What to do.
Would you reproduce the data below exactly, please, leaving out its images?
Top of Extracted information
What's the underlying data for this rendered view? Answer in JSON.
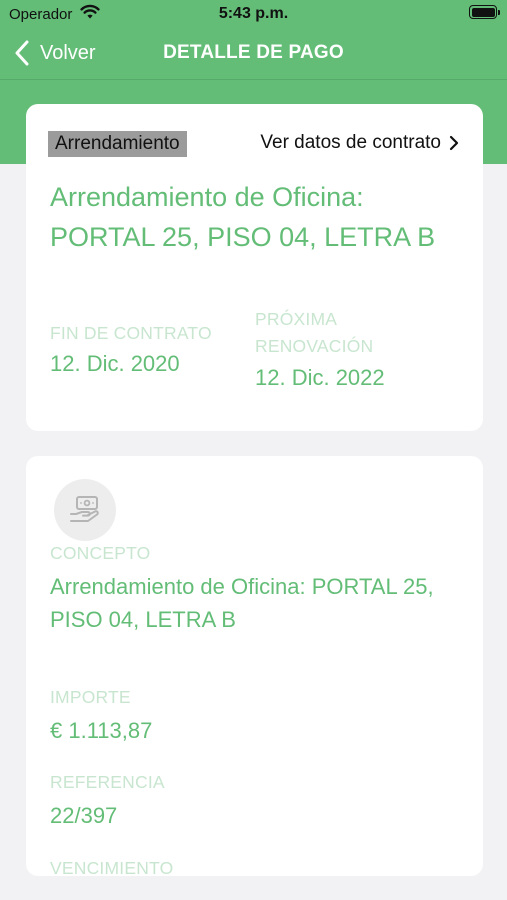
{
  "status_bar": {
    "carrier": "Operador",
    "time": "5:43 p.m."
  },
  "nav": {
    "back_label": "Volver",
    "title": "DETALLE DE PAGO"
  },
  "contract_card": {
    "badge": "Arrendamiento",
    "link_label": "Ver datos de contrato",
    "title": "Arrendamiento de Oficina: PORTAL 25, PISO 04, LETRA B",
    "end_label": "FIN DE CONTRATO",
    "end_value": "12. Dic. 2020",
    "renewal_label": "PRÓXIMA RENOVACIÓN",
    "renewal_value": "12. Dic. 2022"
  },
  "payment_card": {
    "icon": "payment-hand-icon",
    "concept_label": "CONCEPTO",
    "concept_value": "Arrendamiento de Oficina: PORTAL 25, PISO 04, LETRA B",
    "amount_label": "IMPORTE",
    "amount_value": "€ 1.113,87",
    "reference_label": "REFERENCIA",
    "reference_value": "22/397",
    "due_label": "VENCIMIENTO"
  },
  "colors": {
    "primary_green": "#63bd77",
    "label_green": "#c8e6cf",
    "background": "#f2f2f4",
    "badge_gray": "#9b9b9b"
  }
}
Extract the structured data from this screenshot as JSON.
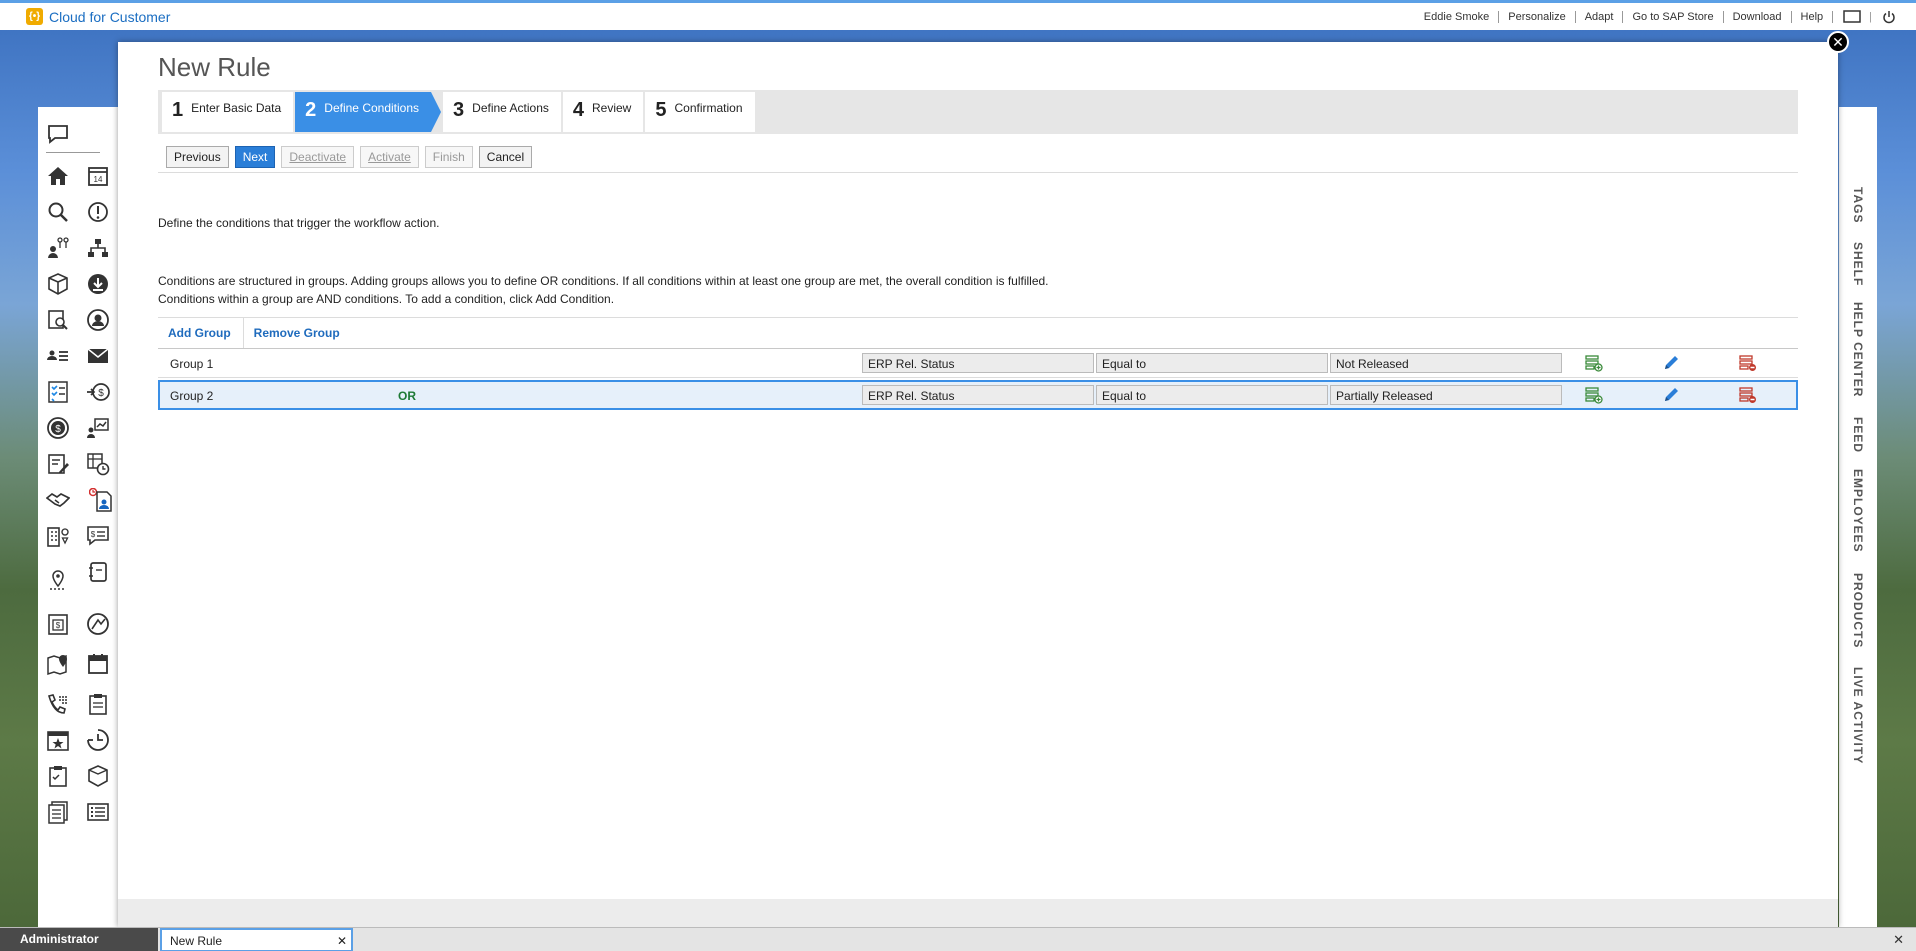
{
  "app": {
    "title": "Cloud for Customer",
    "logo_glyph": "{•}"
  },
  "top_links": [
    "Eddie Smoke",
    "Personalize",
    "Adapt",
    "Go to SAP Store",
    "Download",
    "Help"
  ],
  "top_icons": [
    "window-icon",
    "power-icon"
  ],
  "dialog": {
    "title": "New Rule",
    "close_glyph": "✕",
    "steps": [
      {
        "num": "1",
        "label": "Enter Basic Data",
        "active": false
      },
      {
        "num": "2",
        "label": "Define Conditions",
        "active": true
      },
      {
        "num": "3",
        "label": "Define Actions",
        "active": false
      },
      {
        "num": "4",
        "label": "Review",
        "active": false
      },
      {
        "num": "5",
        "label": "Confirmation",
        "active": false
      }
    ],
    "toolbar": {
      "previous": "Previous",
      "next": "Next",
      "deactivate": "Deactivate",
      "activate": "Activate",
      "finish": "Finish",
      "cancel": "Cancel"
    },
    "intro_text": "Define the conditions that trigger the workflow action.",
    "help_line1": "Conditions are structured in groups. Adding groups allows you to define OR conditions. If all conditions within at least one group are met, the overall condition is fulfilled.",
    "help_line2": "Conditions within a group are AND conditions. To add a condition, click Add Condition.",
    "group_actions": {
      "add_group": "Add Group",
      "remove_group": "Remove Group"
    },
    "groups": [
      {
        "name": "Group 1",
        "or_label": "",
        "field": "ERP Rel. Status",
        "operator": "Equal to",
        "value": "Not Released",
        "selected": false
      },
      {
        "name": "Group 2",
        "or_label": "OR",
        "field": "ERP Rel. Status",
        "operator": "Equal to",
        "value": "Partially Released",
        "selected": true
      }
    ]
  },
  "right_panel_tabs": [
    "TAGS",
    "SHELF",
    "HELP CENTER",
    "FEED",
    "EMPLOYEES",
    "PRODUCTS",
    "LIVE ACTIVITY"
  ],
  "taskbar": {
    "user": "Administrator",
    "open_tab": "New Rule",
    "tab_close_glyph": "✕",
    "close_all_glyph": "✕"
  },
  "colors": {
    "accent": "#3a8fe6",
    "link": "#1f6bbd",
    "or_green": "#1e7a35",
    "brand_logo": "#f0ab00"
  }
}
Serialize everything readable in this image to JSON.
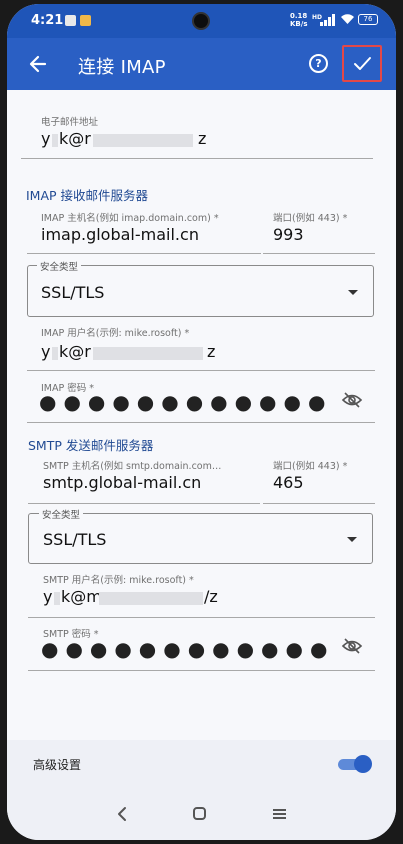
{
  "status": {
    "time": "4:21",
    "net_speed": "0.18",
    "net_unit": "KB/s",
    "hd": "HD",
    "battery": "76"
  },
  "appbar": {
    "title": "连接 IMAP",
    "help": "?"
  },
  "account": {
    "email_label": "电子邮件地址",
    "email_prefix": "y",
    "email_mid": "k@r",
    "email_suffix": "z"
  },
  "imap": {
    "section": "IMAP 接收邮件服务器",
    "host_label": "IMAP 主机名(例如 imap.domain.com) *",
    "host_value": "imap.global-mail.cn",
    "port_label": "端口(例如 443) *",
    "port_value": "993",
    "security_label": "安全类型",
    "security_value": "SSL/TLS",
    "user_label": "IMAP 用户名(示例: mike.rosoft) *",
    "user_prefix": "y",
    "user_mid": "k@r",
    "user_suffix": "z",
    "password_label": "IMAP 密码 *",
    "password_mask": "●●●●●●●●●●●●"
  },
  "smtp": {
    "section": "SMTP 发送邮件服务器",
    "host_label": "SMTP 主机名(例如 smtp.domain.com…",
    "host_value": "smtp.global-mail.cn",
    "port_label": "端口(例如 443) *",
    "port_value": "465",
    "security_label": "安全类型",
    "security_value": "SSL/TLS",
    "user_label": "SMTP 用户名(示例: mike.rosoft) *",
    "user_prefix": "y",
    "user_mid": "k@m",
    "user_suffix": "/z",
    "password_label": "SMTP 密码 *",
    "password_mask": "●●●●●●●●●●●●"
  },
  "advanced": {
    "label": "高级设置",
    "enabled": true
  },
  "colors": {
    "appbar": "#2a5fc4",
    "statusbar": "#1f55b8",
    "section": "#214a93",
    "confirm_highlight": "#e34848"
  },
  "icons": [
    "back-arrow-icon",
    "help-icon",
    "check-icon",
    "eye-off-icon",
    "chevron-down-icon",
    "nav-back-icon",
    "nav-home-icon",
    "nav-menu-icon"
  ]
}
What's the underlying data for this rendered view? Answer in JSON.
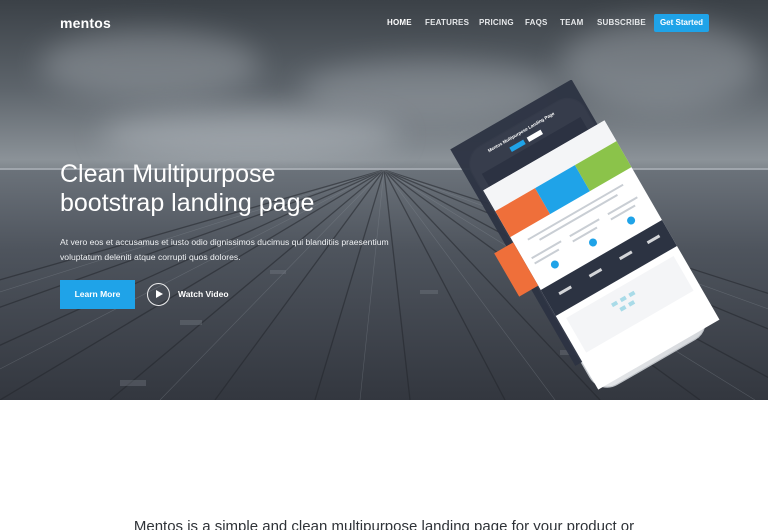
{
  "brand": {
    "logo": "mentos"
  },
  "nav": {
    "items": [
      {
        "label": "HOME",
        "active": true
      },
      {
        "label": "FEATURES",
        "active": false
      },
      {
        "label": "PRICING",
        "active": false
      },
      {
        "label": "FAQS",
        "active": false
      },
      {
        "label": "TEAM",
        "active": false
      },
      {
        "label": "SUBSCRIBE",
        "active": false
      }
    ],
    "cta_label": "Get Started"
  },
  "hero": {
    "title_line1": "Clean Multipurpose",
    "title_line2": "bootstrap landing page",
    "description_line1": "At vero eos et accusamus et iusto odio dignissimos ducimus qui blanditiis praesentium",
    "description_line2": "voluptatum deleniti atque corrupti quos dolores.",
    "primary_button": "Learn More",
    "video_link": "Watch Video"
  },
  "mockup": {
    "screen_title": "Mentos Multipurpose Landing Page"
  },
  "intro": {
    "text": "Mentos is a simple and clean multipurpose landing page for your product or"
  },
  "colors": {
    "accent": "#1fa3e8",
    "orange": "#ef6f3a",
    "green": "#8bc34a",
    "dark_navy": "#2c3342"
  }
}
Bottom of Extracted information
Task result.
What's the underlying data for this rendered view? Answer in JSON.
{
  "status_bar": {
    "carrier": "Operador",
    "time": "5:43 p.m."
  },
  "nav": {
    "back_label": "Volver",
    "title": "DETALLE DE PAGO"
  },
  "contract_card": {
    "badge": "Arrendamiento",
    "link_label": "Ver datos de contrato",
    "title": "Arrendamiento de Oficina: PORTAL 25, PISO 04, LETRA B",
    "end_label": "FIN DE CONTRATO",
    "end_value": "12. Dic. 2020",
    "renewal_label": "PRÓXIMA RENOVACIÓN",
    "renewal_value": "12. Dic. 2022"
  },
  "payment_card": {
    "icon": "payment-hand-icon",
    "concept_label": "CONCEPTO",
    "concept_value": "Arrendamiento de Oficina: PORTAL 25, PISO 04, LETRA B",
    "amount_label": "IMPORTE",
    "amount_value": "€ 1.113,87",
    "reference_label": "REFERENCIA",
    "reference_value": "22/397",
    "due_label": "VENCIMIENTO"
  },
  "colors": {
    "primary_green": "#63bd77",
    "label_green": "#c8e6cf",
    "background": "#f2f2f4",
    "badge_gray": "#9b9b9b"
  }
}
Extract the structured data from this screenshot as JSON.
{
  "app": {
    "title": "Cloud for Customer",
    "logo_glyph": "{•}"
  },
  "top_links": [
    "Eddie Smoke",
    "Personalize",
    "Adapt",
    "Go to SAP Store",
    "Download",
    "Help"
  ],
  "top_icons": [
    "window-icon",
    "power-icon"
  ],
  "dialog": {
    "title": "New Rule",
    "close_glyph": "✕",
    "steps": [
      {
        "num": "1",
        "label": "Enter Basic Data",
        "active": false
      },
      {
        "num": "2",
        "label": "Define Conditions",
        "active": true
      },
      {
        "num": "3",
        "label": "Define Actions",
        "active": false
      },
      {
        "num": "4",
        "label": "Review",
        "active": false
      },
      {
        "num": "5",
        "label": "Confirmation",
        "active": false
      }
    ],
    "toolbar": {
      "previous": "Previous",
      "next": "Next",
      "deactivate": "Deactivate",
      "activate": "Activate",
      "finish": "Finish",
      "cancel": "Cancel"
    },
    "intro_text": "Define the conditions that trigger the workflow action.",
    "help_line1": "Conditions are structured in groups. Adding groups allows you to define OR conditions. If all conditions within at least one group are met, the overall condition is fulfilled.",
    "help_line2": "Conditions within a group are AND conditions. To add a condition, click Add Condition.",
    "group_actions": {
      "add_group": "Add Group",
      "remove_group": "Remove Group"
    },
    "groups": [
      {
        "name": "Group 1",
        "or_label": "",
        "field": "ERP Rel. Status",
        "operator": "Equal to",
        "value": "Not Released",
        "selected": false
      },
      {
        "name": "Group 2",
        "or_label": "OR",
        "field": "ERP Rel. Status",
        "operator": "Equal to",
        "value": "Partially Released",
        "selected": true
      }
    ]
  },
  "right_panel_tabs": [
    "TAGS",
    "SHELF",
    "HELP CENTER",
    "FEED",
    "EMPLOYEES",
    "PRODUCTS",
    "LIVE ACTIVITY"
  ],
  "taskbar": {
    "user": "Administrator",
    "open_tab": "New Rule",
    "tab_close_glyph": "✕",
    "close_all_glyph": "✕"
  },
  "colors": {
    "accent": "#3a8fe6",
    "link": "#1f6bbd",
    "or_green": "#1e7a35",
    "brand_logo": "#f0ab00"
  }
}
Serialize everything readable in this image to JSON.
{
  "status": {
    "time": "4:21",
    "net_speed": "0.18",
    "net_unit": "KB/s",
    "hd": "HD",
    "battery": "76"
  },
  "appbar": {
    "title": "连接 IMAP",
    "help": "?"
  },
  "account": {
    "email_label": "电子邮件地址",
    "email_prefix": "y",
    "email_mid": "k@r",
    "email_suffix": "z"
  },
  "imap": {
    "section": "IMAP 接收邮件服务器",
    "host_label": "IMAP 主机名(例如 imap.domain.com) *",
    "host_value": "imap.global-mail.cn",
    "port_label": "端口(例如 443) *",
    "port_value": "993",
    "security_label": "安全类型",
    "security_value": "SSL/TLS",
    "user_label": "IMAP 用户名(示例: mike.rosoft) *",
    "user_prefix": "y",
    "user_mid": "k@r",
    "user_suffix": "z",
    "password_label": "IMAP 密码 *",
    "password_mask": "●●●●●●●●●●●●"
  },
  "smtp": {
    "section": "SMTP 发送邮件服务器",
    "host_label": "SMTP 主机名(例如 smtp.domain.com…",
    "host_value": "smtp.global-mail.cn",
    "port_label": "端口(例如 443) *",
    "port_value": "465",
    "security_label": "安全类型",
    "security_value": "SSL/TLS",
    "user_label": "SMTP 用户名(示例: mike.rosoft) *",
    "user_prefix": "y",
    "user_mid": "k@m",
    "user_suffix": "/z",
    "password_label": "SMTP 密码 *",
    "password_mask": "●●●●●●●●●●●●"
  },
  "advanced": {
    "label": "高级设置",
    "enabled": true
  },
  "colors": {
    "appbar": "#2a5fc4",
    "statusbar": "#1f55b8",
    "section": "#214a93",
    "confirm_highlight": "#e34848"
  },
  "icons": [
    "back-arrow-icon",
    "help-icon",
    "check-icon",
    "eye-off-icon",
    "chevron-down-icon",
    "nav-back-icon",
    "nav-home-icon",
    "nav-menu-icon"
  ]
}
What's the underlying data for this rendered view? Answer in JSON.
{
  "brand": {
    "logo": "mentos"
  },
  "nav": {
    "items": [
      {
        "label": "HOME",
        "active": true
      },
      {
        "label": "FEATURES",
        "active": false
      },
      {
        "label": "PRICING",
        "active": false
      },
      {
        "label": "FAQS",
        "active": false
      },
      {
        "label": "TEAM",
        "active": false
      },
      {
        "label": "SUBSCRIBE",
        "active": false
      }
    ],
    "cta_label": "Get Started"
  },
  "hero": {
    "title_line1": "Clean Multipurpose",
    "title_line2": "bootstrap landing page",
    "description_line1": "At vero eos et accusamus et iusto odio dignissimos ducimus qui blanditiis praesentium",
    "description_line2": "voluptatum deleniti atque corrupti quos dolores.",
    "primary_button": "Learn More",
    "video_link": "Watch Video"
  },
  "mockup": {
    "screen_title": "Mentos Multipurpose Landing Page"
  },
  "intro": {
    "text": "Mentos is a simple and clean multipurpose landing page for your product or"
  },
  "colors": {
    "accent": "#1fa3e8",
    "orange": "#ef6f3a",
    "green": "#8bc34a",
    "dark_navy": "#2c3342"
  }
}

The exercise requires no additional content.